ASSIGNMENT |
Every line of the listing that contains the word "volume" is to be copied out.

PROVIDED DATA |
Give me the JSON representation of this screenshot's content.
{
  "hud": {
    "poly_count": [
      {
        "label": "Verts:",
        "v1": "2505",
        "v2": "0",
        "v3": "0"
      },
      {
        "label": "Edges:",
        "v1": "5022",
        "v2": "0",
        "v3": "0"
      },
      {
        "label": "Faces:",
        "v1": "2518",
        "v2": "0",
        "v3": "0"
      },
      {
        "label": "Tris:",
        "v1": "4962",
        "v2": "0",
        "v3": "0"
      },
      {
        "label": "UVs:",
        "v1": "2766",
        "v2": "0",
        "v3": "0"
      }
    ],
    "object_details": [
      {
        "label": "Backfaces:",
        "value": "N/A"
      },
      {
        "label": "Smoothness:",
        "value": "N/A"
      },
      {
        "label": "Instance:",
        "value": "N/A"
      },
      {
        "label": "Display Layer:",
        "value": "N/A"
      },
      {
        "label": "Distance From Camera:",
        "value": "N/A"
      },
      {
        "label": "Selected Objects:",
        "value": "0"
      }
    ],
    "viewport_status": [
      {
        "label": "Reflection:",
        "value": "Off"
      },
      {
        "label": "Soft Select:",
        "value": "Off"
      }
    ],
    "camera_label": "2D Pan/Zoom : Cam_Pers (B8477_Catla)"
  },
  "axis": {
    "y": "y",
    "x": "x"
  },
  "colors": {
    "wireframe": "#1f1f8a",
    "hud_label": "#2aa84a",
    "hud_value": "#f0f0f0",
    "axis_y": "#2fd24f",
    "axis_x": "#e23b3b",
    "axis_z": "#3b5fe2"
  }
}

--

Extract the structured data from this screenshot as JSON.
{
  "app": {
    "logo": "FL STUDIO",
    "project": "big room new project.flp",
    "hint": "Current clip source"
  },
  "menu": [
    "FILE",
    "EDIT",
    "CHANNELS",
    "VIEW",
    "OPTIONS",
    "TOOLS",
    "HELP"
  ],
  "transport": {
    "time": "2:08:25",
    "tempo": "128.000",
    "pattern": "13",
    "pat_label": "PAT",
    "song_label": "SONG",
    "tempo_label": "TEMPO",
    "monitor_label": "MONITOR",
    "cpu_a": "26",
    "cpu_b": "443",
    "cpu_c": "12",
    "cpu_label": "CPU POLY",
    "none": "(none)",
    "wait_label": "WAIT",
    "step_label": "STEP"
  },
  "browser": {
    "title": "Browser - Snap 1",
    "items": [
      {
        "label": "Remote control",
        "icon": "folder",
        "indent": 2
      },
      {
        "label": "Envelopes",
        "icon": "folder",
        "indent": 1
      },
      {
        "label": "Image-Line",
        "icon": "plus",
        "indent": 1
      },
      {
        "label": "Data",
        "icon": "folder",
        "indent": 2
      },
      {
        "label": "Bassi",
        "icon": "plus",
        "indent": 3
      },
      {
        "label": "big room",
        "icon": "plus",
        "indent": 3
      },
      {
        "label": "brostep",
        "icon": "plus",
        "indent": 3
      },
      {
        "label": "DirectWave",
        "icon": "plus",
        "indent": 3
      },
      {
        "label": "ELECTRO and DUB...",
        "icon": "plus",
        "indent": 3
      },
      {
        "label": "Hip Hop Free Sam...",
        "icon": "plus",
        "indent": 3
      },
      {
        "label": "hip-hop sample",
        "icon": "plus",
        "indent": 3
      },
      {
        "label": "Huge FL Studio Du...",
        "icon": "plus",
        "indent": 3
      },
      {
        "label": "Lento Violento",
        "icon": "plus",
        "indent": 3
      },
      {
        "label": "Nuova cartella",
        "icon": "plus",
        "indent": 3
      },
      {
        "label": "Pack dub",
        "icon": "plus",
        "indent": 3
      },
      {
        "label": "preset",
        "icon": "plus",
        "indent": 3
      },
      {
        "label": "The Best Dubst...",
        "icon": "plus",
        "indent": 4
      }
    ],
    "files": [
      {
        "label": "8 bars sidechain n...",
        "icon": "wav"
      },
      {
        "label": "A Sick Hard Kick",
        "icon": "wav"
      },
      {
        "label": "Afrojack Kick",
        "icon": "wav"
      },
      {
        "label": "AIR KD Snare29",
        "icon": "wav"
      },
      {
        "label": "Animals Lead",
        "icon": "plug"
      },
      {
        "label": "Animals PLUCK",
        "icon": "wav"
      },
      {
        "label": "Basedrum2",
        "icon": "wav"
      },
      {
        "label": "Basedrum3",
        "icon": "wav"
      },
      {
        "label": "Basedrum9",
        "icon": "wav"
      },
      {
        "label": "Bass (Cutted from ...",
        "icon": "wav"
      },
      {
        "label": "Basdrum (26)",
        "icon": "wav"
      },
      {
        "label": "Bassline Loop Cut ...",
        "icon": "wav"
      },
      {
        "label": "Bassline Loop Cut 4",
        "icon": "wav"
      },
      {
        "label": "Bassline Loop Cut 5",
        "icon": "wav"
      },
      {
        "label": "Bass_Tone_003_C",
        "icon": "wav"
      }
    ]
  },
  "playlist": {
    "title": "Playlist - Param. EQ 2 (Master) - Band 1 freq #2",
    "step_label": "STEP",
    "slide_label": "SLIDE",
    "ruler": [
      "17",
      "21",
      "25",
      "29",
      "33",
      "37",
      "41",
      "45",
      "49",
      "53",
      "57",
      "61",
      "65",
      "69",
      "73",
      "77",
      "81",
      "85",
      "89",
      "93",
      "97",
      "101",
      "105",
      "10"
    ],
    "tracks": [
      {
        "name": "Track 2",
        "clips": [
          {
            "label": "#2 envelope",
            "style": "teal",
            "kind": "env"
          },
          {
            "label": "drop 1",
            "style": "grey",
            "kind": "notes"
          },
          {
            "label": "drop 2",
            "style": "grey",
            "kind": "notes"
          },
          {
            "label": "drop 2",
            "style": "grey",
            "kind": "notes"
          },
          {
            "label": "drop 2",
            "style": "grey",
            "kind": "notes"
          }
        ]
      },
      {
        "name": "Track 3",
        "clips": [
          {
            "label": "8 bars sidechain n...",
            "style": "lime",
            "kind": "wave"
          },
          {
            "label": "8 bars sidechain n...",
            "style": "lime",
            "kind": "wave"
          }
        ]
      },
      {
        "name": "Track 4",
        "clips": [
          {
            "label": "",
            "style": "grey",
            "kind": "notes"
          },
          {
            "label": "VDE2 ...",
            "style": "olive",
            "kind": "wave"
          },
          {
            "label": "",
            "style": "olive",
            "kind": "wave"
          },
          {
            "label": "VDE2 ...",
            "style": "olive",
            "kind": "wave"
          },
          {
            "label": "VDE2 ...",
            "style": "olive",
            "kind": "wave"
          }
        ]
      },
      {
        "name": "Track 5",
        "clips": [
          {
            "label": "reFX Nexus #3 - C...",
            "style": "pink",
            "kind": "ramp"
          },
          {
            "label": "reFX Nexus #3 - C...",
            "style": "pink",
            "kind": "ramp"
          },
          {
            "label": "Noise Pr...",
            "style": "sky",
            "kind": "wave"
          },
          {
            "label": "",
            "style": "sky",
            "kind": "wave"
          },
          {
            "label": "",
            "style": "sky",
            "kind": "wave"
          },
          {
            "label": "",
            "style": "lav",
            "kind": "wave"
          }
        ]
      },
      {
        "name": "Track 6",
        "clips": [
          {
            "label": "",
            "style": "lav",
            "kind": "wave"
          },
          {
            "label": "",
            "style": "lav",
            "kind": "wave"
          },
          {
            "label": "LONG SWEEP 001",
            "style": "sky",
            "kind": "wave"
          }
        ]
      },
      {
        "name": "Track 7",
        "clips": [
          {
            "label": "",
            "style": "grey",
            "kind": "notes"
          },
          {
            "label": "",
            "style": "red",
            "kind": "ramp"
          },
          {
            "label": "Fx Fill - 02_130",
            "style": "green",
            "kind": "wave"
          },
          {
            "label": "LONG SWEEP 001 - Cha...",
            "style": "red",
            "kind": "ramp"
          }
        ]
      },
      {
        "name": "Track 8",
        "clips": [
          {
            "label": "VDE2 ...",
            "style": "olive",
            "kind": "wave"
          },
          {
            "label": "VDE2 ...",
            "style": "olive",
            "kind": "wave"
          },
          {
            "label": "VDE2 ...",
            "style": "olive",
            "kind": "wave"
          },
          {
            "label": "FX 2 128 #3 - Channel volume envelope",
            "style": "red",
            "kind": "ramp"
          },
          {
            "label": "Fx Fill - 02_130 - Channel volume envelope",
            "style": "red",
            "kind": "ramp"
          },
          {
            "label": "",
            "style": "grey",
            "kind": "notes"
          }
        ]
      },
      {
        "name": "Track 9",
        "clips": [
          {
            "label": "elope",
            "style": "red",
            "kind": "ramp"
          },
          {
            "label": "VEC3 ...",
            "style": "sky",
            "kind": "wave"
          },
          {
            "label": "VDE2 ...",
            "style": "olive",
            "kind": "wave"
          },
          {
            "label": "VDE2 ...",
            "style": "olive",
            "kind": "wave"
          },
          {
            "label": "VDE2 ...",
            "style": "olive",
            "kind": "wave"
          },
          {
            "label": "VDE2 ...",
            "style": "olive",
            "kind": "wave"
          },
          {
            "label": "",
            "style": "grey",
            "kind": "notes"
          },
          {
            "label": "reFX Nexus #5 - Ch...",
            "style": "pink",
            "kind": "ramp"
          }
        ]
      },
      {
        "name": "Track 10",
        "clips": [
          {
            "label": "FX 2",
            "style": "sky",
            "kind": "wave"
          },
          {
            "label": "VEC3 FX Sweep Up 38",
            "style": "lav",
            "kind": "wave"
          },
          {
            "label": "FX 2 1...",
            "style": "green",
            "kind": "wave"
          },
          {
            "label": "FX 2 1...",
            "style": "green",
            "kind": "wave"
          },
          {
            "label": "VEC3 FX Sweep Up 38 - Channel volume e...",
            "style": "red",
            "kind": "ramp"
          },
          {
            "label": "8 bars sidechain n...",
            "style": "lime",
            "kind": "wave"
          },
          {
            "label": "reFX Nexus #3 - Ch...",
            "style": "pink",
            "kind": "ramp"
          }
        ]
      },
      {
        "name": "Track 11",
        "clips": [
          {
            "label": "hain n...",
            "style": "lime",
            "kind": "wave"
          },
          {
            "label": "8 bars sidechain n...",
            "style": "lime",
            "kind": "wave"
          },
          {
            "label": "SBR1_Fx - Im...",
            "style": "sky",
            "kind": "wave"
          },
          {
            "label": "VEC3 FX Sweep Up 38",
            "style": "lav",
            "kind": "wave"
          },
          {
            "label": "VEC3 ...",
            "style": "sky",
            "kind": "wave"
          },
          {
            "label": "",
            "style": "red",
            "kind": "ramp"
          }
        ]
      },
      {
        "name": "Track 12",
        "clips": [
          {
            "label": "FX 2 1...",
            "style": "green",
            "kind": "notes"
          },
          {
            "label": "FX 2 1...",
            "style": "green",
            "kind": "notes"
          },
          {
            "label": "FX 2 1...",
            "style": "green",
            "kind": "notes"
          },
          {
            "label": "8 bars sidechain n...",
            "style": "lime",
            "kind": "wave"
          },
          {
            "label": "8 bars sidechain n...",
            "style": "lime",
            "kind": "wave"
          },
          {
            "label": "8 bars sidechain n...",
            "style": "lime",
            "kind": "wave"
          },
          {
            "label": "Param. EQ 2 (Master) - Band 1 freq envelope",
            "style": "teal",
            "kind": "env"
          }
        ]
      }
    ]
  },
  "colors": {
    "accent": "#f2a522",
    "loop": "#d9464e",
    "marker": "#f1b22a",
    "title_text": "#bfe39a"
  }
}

EXERCISE ANSWER |
            "label": "FX 2 128 #3 - Channel volume envelope",
            "label": "Fx Fill - 02_130 - Channel volume envelope",
            "label": "VEC3 FX Sweep Up 38 - Channel volume e...",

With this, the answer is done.